The LACMA installation centers around a teahouse-style construction similar to an installation Mizuno created on the ranch. Inspired by the traditional Japanese tea ceremony, Mizuno’s tea house looks almost as if it has grown out of the forest. His otherworldly installation combines the traditional teahouse shape and sense of ritual communion with the wild beauty and magic of the forest, incorporating tree trunks, manzanita shrubs, ceramic pieces and Japanese calligraphy. He created a space that simultaneously gives homage to the forest and creates a place for shared experience. As Mizuno says on his website, “I wanted to create a space that was conceptual in character but could be functionally used for the purposes of having and experiencing tea. When confined to the interior space, I felt it was important to feel as though you were in another dimension. A space isolated from reality where people could gather for the singular purpose of enjoying each other's company.”
Harmony, a new outdoor installation by American artist Mineo Mizuno (born 1944) is currently on view at the Los Angeles County Museum of Art (LACMA). Mizuno has spent the last few years living on Fort Mountain Ranch in the foothills of the Sierra Nevada Mountains, and his work has been informed by that ancient forest.

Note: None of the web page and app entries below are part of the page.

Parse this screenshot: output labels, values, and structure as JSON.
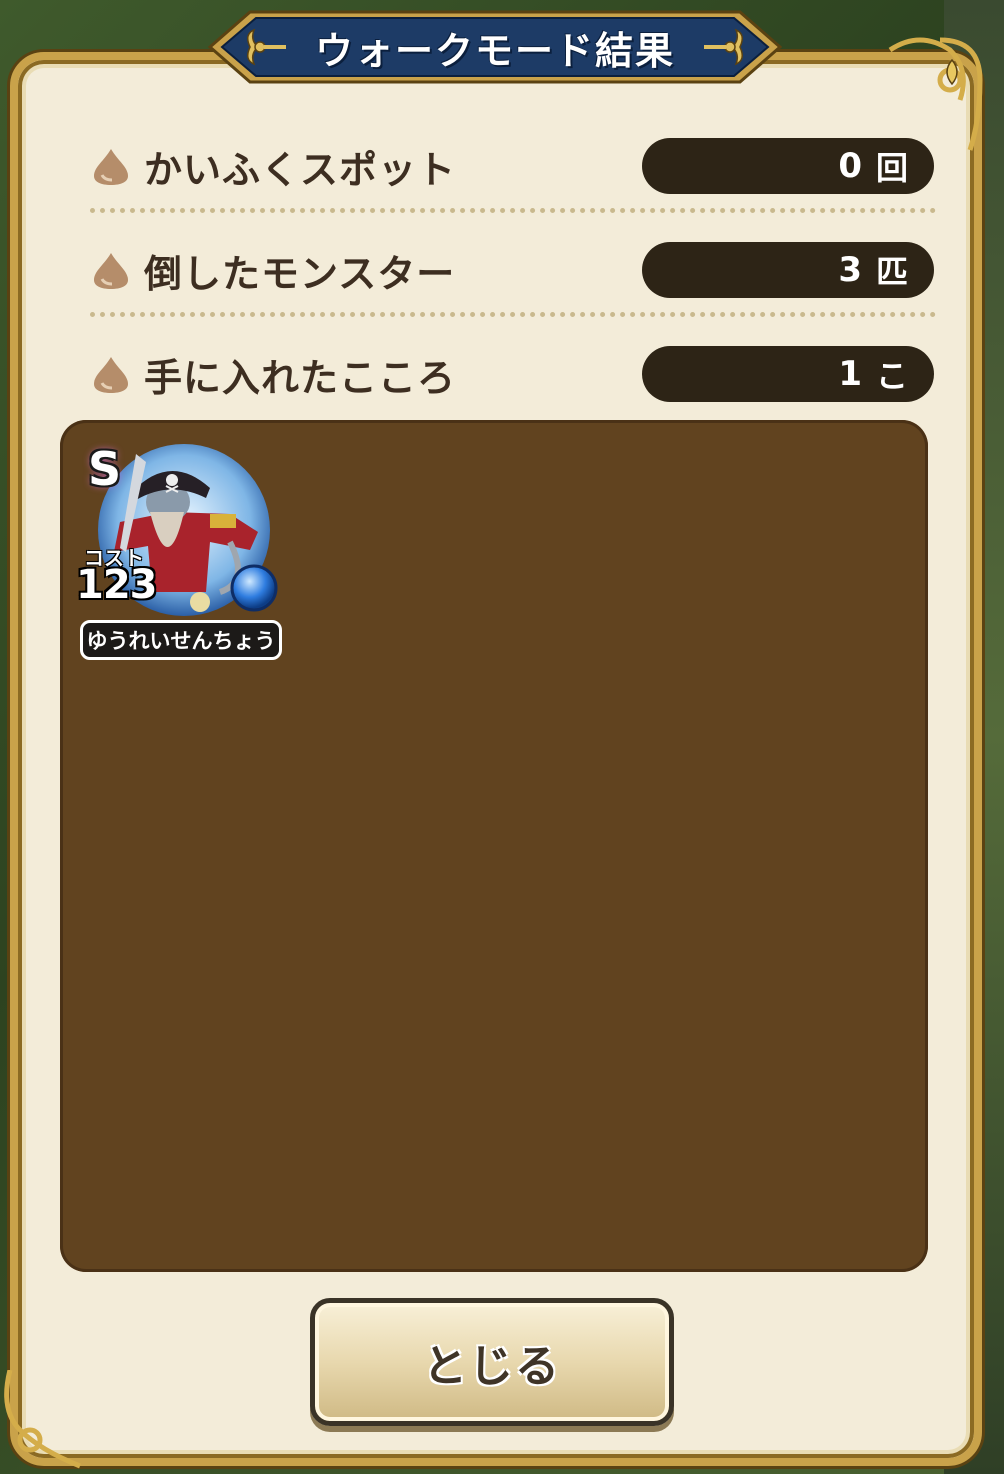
{
  "dialog": {
    "title": "ウォークモード結果"
  },
  "results": [
    {
      "label": "かいふくスポット",
      "value": "0",
      "unit": "回"
    },
    {
      "label": "倒したモンスター",
      "value": "3",
      "unit": "匹"
    },
    {
      "label": "手に入れたこころ",
      "value": "1",
      "unit": "こ"
    }
  ],
  "heart": {
    "rank": "S",
    "cost_label": "コスト",
    "cost_value": "123",
    "name": "ゆうれいせんちょう",
    "icon": "ghost-captain-portrait-icon"
  },
  "buttons": {
    "close_label": "とじる"
  },
  "colors": {
    "panel_bg": "#f3ecd9",
    "frame_gold": "#c9a24a",
    "title_navy": "#1d3b66",
    "value_box": "#2d2416",
    "monster_area": "#61431f",
    "label_text": "#3d2e21"
  }
}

Inspired by the work of forest ecologist Dr. Suzanne Simard, of the University of British Columbia's Department of Forest and Conservation Sciences in Vancouver, and German forester Peter Wohlleben, author of The Hidden Life of Trees: What they Feel, How they Communicate, Mizuno wanted to explore the communicative powers of wood, which seemed a natural progression from his long term exploration of the communicative powers of water.
Sculptural pieces surround the teahouse; ceramic water drops and tea bowls are embedded in tree trunks and scattered on the ground, painted with Japanese kanji such as yui (connect) and wa (harmony), which reflect Mizuno’s ongoing interest in communication and harmony. “The ceramic pieces are presented around the wood, and in some cases sculpted into the wood itself, serving as a means of communication between the viewer and the object,” he says.
Born in Japan, Mizuno has lived in California since 1964. He studied at the California Institute of the Arts and the Chouinard Art School in Los Angeles. Mizuno has had numerous solo exhibitions in Southern California and Japan, with a survey of his work organized by the Long Beach Museum of Art in 2005-06. His sculptures have been in notable group exhibitions throughout California, and he has received fellowships from the National Endowment for the Arts and the California Community Foundation. Mizuno’s work is included in the collections of many notable museums in the US and Japan. He currently resides in Northern California.
Mineo Mizuno: Harmony is on view at LACMA through November 11, 2019.